Restaurant employees are often hired with very little formal restaurant safety training discussed during orientation, and in many cases, rarely thereafter. Usually management, for perfectly sound reasons, stresses the importance of customer service and ensuring the “front of the house” looks presentable at all times.
However, there are many restaurant safety concerns in any restaurant that are prevalent in order to prevent injuries and accidents from occurring. With some of the most expensive workers’ compensation claims at restaurants occurring in the “back of the house,” focusing merely on maximizing revenue in the “front of the house” can lead to a number of issues that could negatively affect employee health and safety including:
- Blocked exits and fire extinguishers
- Falling objects
- Slip/trip hazards
- Material handling
- Damaged equipment
- Electrical hazard
- Cuts and burns
For restaurateurs that have high deductible insurance programs, the direct costs are reflected immediately when you pay for the loss.

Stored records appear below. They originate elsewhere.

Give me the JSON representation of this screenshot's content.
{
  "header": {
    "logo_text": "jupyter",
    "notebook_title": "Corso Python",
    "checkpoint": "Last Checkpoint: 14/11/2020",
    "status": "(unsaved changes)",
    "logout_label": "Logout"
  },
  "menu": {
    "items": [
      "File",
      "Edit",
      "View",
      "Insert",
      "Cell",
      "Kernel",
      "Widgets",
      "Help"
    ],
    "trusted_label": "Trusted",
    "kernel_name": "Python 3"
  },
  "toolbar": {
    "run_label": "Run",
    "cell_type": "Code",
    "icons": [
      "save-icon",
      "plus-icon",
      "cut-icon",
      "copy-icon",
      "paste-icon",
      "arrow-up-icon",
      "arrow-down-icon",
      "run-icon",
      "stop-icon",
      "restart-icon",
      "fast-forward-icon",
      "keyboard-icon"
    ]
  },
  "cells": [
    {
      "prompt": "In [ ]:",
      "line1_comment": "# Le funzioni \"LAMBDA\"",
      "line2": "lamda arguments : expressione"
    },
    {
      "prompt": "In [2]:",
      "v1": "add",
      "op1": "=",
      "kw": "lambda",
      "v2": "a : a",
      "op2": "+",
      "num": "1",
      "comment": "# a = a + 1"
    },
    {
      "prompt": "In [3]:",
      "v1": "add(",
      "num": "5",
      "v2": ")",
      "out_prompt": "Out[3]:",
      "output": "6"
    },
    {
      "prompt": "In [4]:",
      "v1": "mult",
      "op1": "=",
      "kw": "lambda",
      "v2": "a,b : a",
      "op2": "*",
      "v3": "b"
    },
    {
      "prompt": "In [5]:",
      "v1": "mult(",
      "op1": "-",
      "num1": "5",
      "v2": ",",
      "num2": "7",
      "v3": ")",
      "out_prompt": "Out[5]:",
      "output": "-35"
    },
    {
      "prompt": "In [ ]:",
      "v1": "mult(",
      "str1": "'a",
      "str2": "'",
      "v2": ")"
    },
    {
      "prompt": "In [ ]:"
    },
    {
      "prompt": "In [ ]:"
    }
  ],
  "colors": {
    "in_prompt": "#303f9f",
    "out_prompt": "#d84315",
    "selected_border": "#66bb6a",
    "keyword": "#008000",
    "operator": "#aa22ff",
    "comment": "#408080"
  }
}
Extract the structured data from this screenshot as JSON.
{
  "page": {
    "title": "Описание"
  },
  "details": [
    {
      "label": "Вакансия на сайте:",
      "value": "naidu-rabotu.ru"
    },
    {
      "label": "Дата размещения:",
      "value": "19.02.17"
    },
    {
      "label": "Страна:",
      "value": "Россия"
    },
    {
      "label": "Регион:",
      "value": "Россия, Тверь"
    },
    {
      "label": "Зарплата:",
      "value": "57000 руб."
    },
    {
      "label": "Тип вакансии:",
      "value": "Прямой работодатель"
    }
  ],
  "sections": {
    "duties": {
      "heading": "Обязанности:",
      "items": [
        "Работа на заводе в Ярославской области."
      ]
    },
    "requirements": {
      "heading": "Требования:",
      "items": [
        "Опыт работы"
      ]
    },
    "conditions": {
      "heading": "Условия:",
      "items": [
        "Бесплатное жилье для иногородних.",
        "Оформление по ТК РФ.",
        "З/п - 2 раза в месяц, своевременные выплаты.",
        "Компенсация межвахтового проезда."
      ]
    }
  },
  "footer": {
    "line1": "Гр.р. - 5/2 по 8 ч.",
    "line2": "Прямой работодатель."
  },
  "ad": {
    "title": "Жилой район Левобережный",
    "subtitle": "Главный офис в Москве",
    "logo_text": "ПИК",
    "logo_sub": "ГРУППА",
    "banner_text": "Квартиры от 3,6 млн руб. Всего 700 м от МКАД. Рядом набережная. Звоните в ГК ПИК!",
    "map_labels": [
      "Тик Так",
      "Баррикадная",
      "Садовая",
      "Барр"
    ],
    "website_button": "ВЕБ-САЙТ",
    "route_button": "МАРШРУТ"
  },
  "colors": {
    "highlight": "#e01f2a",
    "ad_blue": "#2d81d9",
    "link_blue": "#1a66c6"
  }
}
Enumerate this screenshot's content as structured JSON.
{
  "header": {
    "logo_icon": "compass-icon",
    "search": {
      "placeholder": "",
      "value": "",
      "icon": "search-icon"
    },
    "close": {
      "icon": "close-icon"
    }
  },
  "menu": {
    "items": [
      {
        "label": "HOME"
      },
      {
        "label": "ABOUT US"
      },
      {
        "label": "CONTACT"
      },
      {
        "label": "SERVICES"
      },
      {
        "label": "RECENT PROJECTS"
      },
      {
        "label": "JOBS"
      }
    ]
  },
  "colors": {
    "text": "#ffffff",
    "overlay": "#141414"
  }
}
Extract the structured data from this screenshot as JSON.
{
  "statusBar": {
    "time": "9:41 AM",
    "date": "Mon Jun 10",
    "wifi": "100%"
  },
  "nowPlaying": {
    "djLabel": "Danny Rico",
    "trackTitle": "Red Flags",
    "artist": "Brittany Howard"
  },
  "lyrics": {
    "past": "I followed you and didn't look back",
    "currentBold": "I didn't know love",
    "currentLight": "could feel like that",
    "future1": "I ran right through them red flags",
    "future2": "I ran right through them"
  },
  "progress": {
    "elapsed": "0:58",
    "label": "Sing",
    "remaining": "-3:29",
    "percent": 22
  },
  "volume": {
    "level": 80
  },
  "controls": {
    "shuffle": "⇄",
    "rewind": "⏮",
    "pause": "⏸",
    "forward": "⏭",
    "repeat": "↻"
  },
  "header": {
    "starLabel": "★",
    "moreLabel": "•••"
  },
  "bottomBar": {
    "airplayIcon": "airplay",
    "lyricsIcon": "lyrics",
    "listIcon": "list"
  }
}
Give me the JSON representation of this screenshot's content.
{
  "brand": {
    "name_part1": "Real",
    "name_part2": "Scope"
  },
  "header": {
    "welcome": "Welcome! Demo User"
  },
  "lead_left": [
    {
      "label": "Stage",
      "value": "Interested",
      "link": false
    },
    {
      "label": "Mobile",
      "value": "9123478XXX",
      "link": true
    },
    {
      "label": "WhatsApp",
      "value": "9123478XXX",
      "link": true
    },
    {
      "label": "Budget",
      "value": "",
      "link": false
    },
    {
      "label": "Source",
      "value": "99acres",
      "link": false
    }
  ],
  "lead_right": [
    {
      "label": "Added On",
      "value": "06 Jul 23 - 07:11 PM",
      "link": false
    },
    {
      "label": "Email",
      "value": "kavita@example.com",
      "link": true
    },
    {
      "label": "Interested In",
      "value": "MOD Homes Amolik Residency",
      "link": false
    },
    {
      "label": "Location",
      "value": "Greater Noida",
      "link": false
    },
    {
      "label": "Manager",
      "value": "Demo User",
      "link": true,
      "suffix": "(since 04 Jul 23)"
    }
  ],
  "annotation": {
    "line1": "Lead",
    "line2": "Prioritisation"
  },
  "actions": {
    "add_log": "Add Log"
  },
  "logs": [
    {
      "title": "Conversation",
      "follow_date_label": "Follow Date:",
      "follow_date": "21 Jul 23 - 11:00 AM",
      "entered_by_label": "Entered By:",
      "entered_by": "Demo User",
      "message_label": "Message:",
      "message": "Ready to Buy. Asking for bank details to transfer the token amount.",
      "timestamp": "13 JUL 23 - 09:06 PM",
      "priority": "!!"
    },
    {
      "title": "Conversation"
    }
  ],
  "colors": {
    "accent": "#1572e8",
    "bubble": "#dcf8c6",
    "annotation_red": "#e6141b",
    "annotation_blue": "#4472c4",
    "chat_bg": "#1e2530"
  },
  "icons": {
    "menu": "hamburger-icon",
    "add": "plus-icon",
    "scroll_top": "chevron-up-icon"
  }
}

For large losses that surpass the deductible, the claim history will drive up pricing for the insurance policy at renewal, similar to how a guaranteed cost program works.
Even in a guaranteed cost program (where your insurance company pays first dollar); a poor loss history will cause your premiums to increase substantially and potentially be dropped by your insurance carrier. Indirect costs are often equal to the direct costs of the injury or higher. OSHA, for example, has a cost model that assumes indirect losses will be 125% of direct losses, for the average business. Typical indirect costs can include the hiring of new employees, training new/existing employees, reduced productivity and potential OSHA fines.
Formal restaurant policies and procedures are instrumental in reducing the risk of employee injuries.
The following list of best practices is recommended:
- Implement pre-hire screenings for new hires.
- Identify key focus areas for restaurant safety improvement and develop action plans to raise awareness and control hazards.
- Ensure minimum safety standards for restaurant operations, i.e. conducting safety inspections, use of personal protective equipment, 2-person lift for heavy items, etc.
- Ensure all employees are expected to perform their tasks in a safe manner and keep an “open door” policy for safety concerns.
- Monitor and report on restaurant safety performance to all employees; i.e. tracking of open vs. closed safety action items.
- Consider safety aspects for new equipment, new construction, and modifications such as floor replacement materials.
It is also strongly encouraged that restaurateurs conduct and document formal safety self-inspections by managers with employees. When management is involved at this level, there is a better understanding of existing safety hazards, and they have the authority to take action to address these hazards.
Safety education plays a large role in injury prevention. Training typically can be done in pre-shift meetings and supplemented with online safety training. The key is to engage managers and employees to improve safety in the restaurant with the same diligence of customer service, quality and cost.
Implementing these established practices will help to build a stronger restaurant safety culture in your organization, and reduce your total cost of risk through fewer injuries and lower insurance rates. Contact your broker to help you develop and implement a comprehensive risk management program for your restaurant.